__WORK REQUIRED__. Every line of the entries below that mentions "scheduled" is to be copied out.

__GIVEN INFORMATION__.
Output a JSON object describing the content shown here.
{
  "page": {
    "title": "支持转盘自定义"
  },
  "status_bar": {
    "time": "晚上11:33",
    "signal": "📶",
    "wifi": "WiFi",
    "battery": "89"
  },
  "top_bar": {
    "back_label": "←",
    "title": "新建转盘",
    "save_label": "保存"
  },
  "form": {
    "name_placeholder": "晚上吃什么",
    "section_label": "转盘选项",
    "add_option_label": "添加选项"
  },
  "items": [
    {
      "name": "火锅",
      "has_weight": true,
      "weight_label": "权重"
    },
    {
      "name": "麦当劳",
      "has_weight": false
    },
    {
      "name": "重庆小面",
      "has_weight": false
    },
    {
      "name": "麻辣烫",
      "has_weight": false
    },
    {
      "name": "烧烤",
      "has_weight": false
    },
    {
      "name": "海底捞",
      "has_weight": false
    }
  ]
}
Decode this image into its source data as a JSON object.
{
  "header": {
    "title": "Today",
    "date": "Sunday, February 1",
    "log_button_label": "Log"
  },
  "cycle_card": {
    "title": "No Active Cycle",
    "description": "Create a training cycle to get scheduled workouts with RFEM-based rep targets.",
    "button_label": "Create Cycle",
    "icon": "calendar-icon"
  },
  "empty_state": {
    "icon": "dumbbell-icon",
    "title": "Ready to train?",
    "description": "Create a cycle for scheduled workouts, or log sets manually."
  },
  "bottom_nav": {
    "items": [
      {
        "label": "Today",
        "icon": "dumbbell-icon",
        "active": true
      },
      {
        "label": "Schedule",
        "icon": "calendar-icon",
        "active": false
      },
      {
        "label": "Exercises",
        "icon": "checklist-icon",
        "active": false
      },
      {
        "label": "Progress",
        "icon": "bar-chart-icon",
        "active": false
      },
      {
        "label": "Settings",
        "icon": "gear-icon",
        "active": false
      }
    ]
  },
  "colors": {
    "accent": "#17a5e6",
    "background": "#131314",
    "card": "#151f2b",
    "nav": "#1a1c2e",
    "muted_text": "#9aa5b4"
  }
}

__REPLY__.
    "description": "Create a training cycle to get scheduled workouts with RFEM-based rep targets.",
    "description": "Create a cycle for scheduled workouts, or log sets manually."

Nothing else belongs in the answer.